Three months ago Jason Heyward and the Chicago Cubs agreed to part ways after the season.
The move became official Monday when the Cubs granted Heyward his unconditional release. The 33-year-old outfielder is owed $22 million for 2023, the final year of the eight-year, $184 million contract he signed before the 2016 season. Heyward also will receive four $5 million installments on April 1, 2024-27, as part of his initial signing bonus.
Heyward indicated in late September he wants to play elsewhere next season while acknowledging those plans might not come to fruition.
“I appreciate they’re real, I appreciate being able to have that,” Heyward said Sept. 29. “It’s tough when you don’t have those things, showing up for any job or living life, if people were kind of blowing smoke and not keeping it real with you.
“That’s something that people don’t always understand is how you handle failure. There’s a lot of accolades throughout my career, a lot of special things happened here with this team. A lot of failure too. It’s not always easy to deal with, but there’s been a lot of good things that have come my way from a lot of people expressing that to me, and I feel like that comes from how I’ve handled everything.”
Heyward ends his seven seasons in Chicago with a .245/.323/.406 slash line, 86 OPS+, 8.9 WAR, two Gold Glove awards and a World Series title. His presence will last beyond his final game with the Cubs through his charitable work in the community.

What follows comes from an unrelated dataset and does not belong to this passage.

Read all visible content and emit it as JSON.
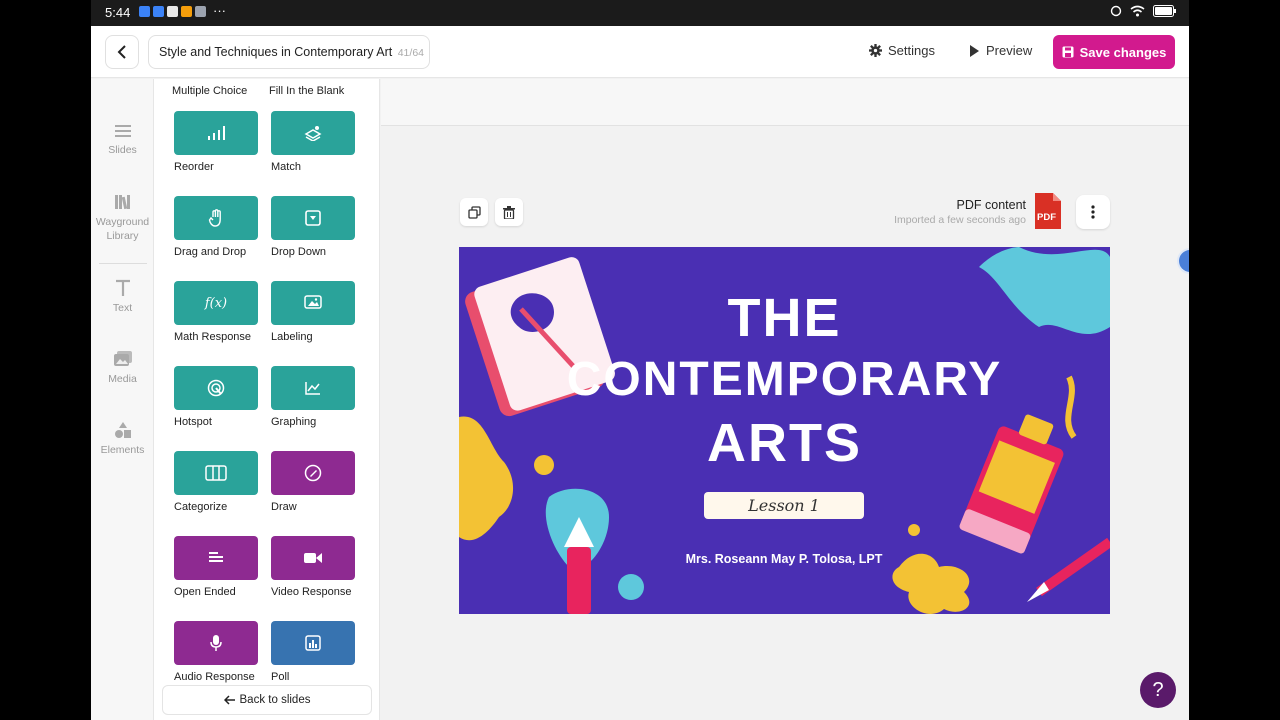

The Cubs have 33 players on their 40-man roster after Heyward’s departure, providing ample space to add players by Tuesday’s deadline to protect eligible minor-leaguers from the Rule 5 draft.